Less than a quarter of institutional investment generated in the IPO, or 23%, was raised from non-Saudi investors, according to lead advisor Samba Capital.

Saudi companies and government institutions raised 51% of the overall demand, with public and private funds contributing to the remaining 26%, Samba Capital said.

“They have had to launch the IPO on their own stock exchange as the valuation was unlikely to be achieved elsewhere,” said John Colley, associate dean at Warwick Business School in the U.K.


He said the surging price on launch suggests that buying may be from those affiliated with the crown prince.

In the lead-up to the flotation, there had been a strong push for Saudis, including princes and businessmen, to contribute to what’s seen locally as a moment of national pride, and even duty.

A brief ceremony as trading started Wednesday saw a countdown in Arabic, the sounding of a bell, a light show with music and applause all around. At the celebration at the Fairmont hotel in Riyadh, Aramco Chairman Yasir Rumayyan described the sale as “a proud and historic moment for Saudi Aramco and our majority shareholder, the kingdom.” He said it demonstrates further significant progress toward Saudi Arabia’s transformation and economic growth.

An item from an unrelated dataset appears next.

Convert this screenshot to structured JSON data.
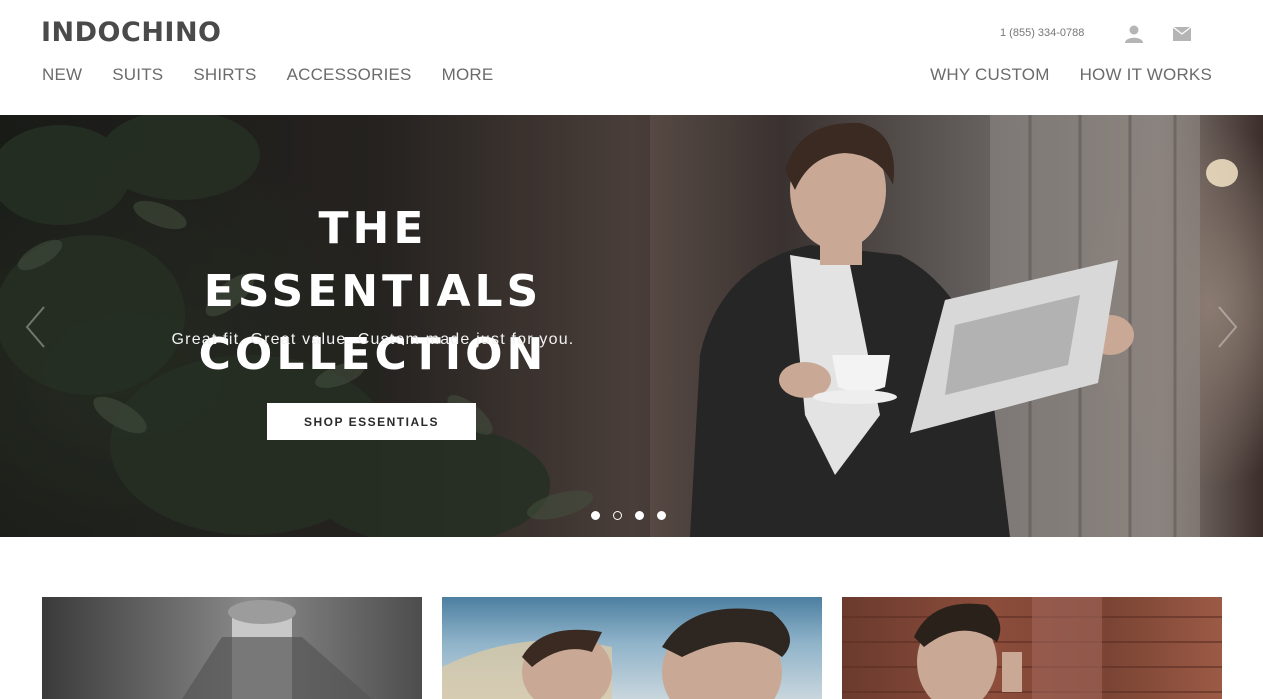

Aramco, which has exclusive rights to produce and sell the kingdom’s energy reserves, was founded in 1933 with America’s Standard Oil Co. before becoming fully owned by Saudi Arabia four decades ago.

Strong demand for Aramco’s stock has so far been mostly generated by Saudi funds, rather than the wider net of international investors the crown prince’s economic diversification plan may need to succeed.

The sale of Aramco is a step toward raising new streams of capital for the government’s Public Investment Fund, but it is only part of a much larger transformation needed to move the economy away from reliance on oil exports for revenue.


Zachary Cefaratti, chief executive of Dalma Capital, which invested in Aramco through funds, said he anticipates the company could as early as Thursday become the first in the world valued at over $2 trillion if another day‘s worth of 10% gains are met.

To encourage Saudi citizens to buy and keep hold of Aramco stock, the company says it will pay a dividend of at least $75 billion in 2020. Individual Saudi investors who hold their shares for six months from the first day of trading can also receive up to 100 bonus shares, or one for every 10 held.

The government additionally encouraged Saudis by making it easier to access credit for stock purchases.

The result was that just over 5 million individuals, nearly all of them Saudi nationals out of a population of around 20 million citizens, generated subscriptions of $13 billion.

With oil prices hovering around $63 a barrel, the kingdom needs a break-even oil price of $87 a barrel to balance its budget and climb out of the deficit, according to Monica Malik, chief economist at Abu Dhabi Commercial Bank.

One of the biggest expenditures is government salaries for the millions of Saudis that work in the public sector.


Aramco’s flotation could help generate billions of dollars in capital to invest in job-creating projects that benefit private businesses and keep unemployment from rising beyond current levels of roughly 12%.